◆ EXERCISE AIM: In the data below, find each line that contains the word "新年快乐" and copy it.

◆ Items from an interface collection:

┏━━

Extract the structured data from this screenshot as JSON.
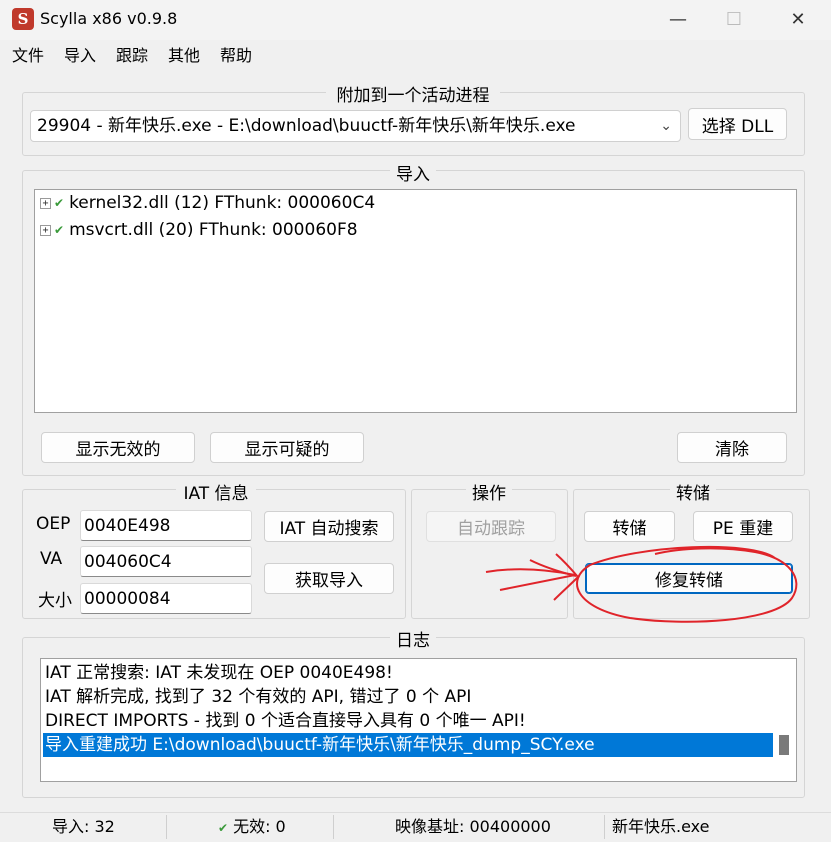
{
  "window": {
    "title": "Scylla x86 v0.9.8",
    "minimize_glyph": "—",
    "maximize_glyph": "☐",
    "close_glyph": "✕",
    "app_icon_glyph": "S"
  },
  "menu": [
    "文件",
    "导入",
    "跟踪",
    "其他",
    "帮助"
  ],
  "attach": {
    "group_title": "附加到一个活动进程",
    "process_value": "29904 - 新年快乐.exe - E:\\download\\buuctf-新年快乐\\新年快乐.exe",
    "pick_dll_label": "选择 DLL"
  },
  "imports": {
    "group_title": "导入",
    "tree": [
      {
        "label": "kernel32.dll (12) FThunk: 000060C4"
      },
      {
        "label": "msvcrt.dll (20) FThunk: 000060F8"
      }
    ],
    "show_invalid_label": "显示无效的",
    "show_suspect_label": "显示可疑的",
    "clear_label": "清除"
  },
  "iat": {
    "group_title": "IAT 信息",
    "oep_label": "OEP",
    "oep_value": "0040E498",
    "va_label": "VA",
    "va_value": "004060C4",
    "size_label": "大小",
    "size_value": "00000084",
    "autosearch_label": "IAT 自动搜索",
    "get_imports_label": "获取导入"
  },
  "actions": {
    "group_title": "操作",
    "autotrace_label": "自动跟踪"
  },
  "dump": {
    "group_title": "转储",
    "dump_label": "转储",
    "pe_rebuild_label": "PE 重建",
    "fix_dump_label": "修复转储"
  },
  "log": {
    "group_title": "日志",
    "lines": [
      "IAT 正常搜索: IAT 未发现在 OEP 0040E498!",
      "IAT 解析完成, 找到了 32 个有效的 API, 错过了 0 个 API",
      "DIRECT IMPORTS - 找到 0 个适合直接导入具有 0 个唯一 API!",
      "导入重建成功 E:\\download\\buuctf-新年快乐\\新年快乐_dump_SCY.exe"
    ],
    "selected_index": 3
  },
  "status": {
    "imports": "导入: 32",
    "invalid": "无效: 0",
    "image_base": "映像基址: 00400000",
    "module": "新年快乐.exe"
  },
  "colors": {
    "annotation_red": "#e0242a",
    "selection_blue": "#0078d7",
    "check_green": "#3a9a3a"
  }
}
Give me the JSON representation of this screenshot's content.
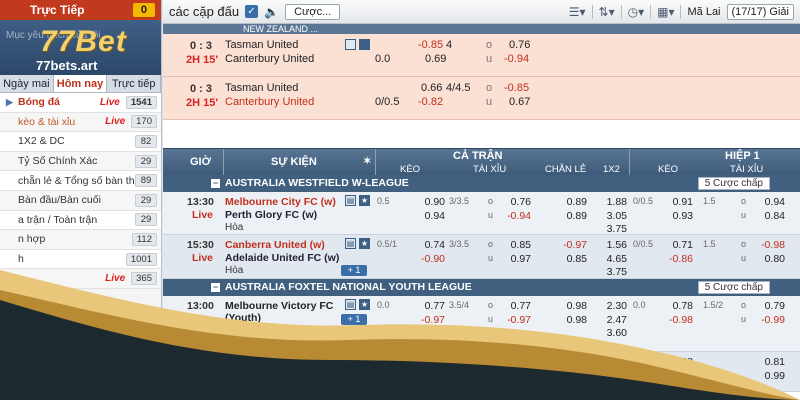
{
  "sidebar": {
    "live_label": "Trực Tiếp",
    "live_count": "0",
    "brand_logo": "77Bet",
    "brand_url": "77bets.art",
    "menu_hint": "Mục yêu thích của tôi",
    "tabs": [
      {
        "label": "Ngày mai"
      },
      {
        "label": "Hôm nay"
      },
      {
        "label": "Trực tiếp"
      }
    ],
    "items": [
      {
        "label": "Bóng đá",
        "live": "Live",
        "count": "1541"
      },
      {
        "label": "kèo & tài xỉu",
        "live": "Live",
        "count": "170"
      },
      {
        "label": "1X2 & DC",
        "live": "",
        "count": "82"
      },
      {
        "label": "Tỷ Số Chính Xác",
        "live": "",
        "count": "29"
      },
      {
        "label": "chẵn lẻ & Tổng số bàn thắng",
        "live": "",
        "count": "89"
      },
      {
        "label": "Bàn đầu/Bàn cuối",
        "live": "",
        "count": "29"
      },
      {
        "label": "a trận / Toàn trận",
        "live": "",
        "count": "29"
      },
      {
        "label": "n hợp",
        "live": "",
        "count": "112"
      },
      {
        "label": "h",
        "live": "",
        "count": "1001"
      },
      {
        "label": "",
        "live": "Live",
        "count": "365"
      }
    ]
  },
  "toolbar": {
    "title": "các cặp đấu",
    "bet_button": "Cược...",
    "odds_type": "Mã Lai",
    "pages": "(17/17) Giải"
  },
  "finished": {
    "header_text": "NEW ZEALAND ...",
    "rows": [
      {
        "score": "0 : 3",
        "ht": "2H 15'",
        "home": "Tasman United",
        "away": "Canterbury United",
        "hdp": "",
        "hdp2": "0.0",
        "odd1": "-0.85",
        "odd2": "0.69",
        "ou": "4",
        "ou1": "0.76",
        "ou2": "-0.94",
        "ou_u": "u",
        "ou_o": "o"
      },
      {
        "score": "0 : 3",
        "ht": "2H 15'",
        "home": "Tasman United",
        "away": "Canterbury United",
        "hdp": "",
        "hdp2": "0/0.5",
        "odd1": "0.66",
        "odd2": "-0.82",
        "ou": "4/4.5",
        "ou1": "-0.85",
        "ou2": "0.67",
        "ou_u": "u",
        "ou_o": "o"
      }
    ]
  },
  "table_header": {
    "time": "GIỜ",
    "event": "SỰ KIỆN",
    "full_match": "CẢ TRẬN",
    "first_half": "HIỆP 1",
    "cols_full": [
      "KÈO",
      "TÀI XỈU",
      "CHẴN LẺ",
      "1X2"
    ],
    "cols_half": [
      "KÈO",
      "TÀI XỈU"
    ]
  },
  "leagues": [
    {
      "name": "AUSTRALIA WESTFIELD W-LEAGUE",
      "more": "5 Cược chấp",
      "matches": [
        {
          "time": "13:30",
          "status": "Live",
          "home": "Melbourne City FC (w)",
          "away": "Perth Glory FC (w)",
          "draw": "Hòa",
          "hdp": "0.5",
          "h1": "0.90",
          "h2": "0.94",
          "ou": "3/3.5",
          "o": "o",
          "u": "u",
          "ou1": "0.76",
          "ou2": "-0.94",
          "oe1": "0.89",
          "oe2": "0.89",
          "x1": "1.88",
          "x2": "3.05",
          "x3": "3.75",
          "fh_hdp": "0/0.5",
          "fh1": "0.91",
          "fh2": "0.93",
          "fh_ou": "1.5",
          "fho1": "0.94",
          "fho2": "0.84",
          "home_red": true
        },
        {
          "time": "15:30",
          "status": "Live",
          "home": "Canberra United (w)",
          "away": "Adelaide United FC (w)",
          "draw": "Hòa",
          "hdp": "0.5/1",
          "h1": "0.74",
          "h2": "-0.90",
          "ou": "3/3.5",
          "o": "o",
          "u": "u",
          "ou1": "0.85",
          "ou2": "0.97",
          "oe1": "-0.97",
          "oe2": "0.85",
          "x1": "1.56",
          "x2": "4.65",
          "x3": "3.75",
          "fh_hdp": "0/0.5",
          "fh1": "0.71",
          "fh2": "-0.86",
          "fh_ou": "1.5",
          "fho1": "-0.98",
          "fho2": "0.80",
          "home_red": true
        }
      ]
    },
    {
      "name": "AUSTRALIA FOXTEL NATIONAL YOUTH LEAGUE",
      "more": "5 Cược chấp",
      "matches": [
        {
          "time": "13:00",
          "status": "Live",
          "home": "Melbourne Victory FC (Youth)",
          "away": "Brisbane Roar FC (Youth)",
          "draw": "",
          "hdp": "0.0",
          "h1": "0.77",
          "h2": "-0.97",
          "ou": "3.5/4",
          "o": "o",
          "u": "u",
          "ou1": "0.77",
          "ou2": "-0.97",
          "oe1": "0.98",
          "oe2": "0.98",
          "x1": "2.30",
          "x2": "2.47",
          "x3": "3.60",
          "fh_hdp": "0.0",
          "fh1": "0.78",
          "fh2": "-0.98",
          "fh_ou": "1.5/2",
          "fho1": "0.79",
          "fho2": "-0.99",
          "home_red": false
        },
        {
          "time": "",
          "status": "",
          "home": "",
          "away": "",
          "draw": "",
          "hdp": "",
          "h1": "",
          "h2": "",
          "ou": "",
          "o": "",
          "u": "",
          "ou1": "",
          "ou2": "",
          "oe1": "0.98",
          "oe2": "",
          "x1": "2.95",
          "x2": "",
          "x3": "",
          "fh_hdp": "",
          "fh1": "0.68",
          "fh2": "-0.88",
          "fh_ou": "",
          "fho1": "0.81",
          "fho2": "0.99",
          "home_red": false
        }
      ]
    }
  ],
  "colors": {
    "header_blue": "#3e5a79",
    "live_red": "#c23a1e",
    "wave_gold": "#d9b25a",
    "wave_dark": "#1c2a30"
  }
}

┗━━

◆ EXERCISE SOLUTION:
    "process_value": "29904 - 新年快乐.exe - E:\\download\\buuctf-新年快乐\\新年快乐.exe",
      "导入重建成功 E:\\download\\buuctf-新年快乐\\新年快乐_dump_SCY.exe"
    "module": "新年快乐.exe"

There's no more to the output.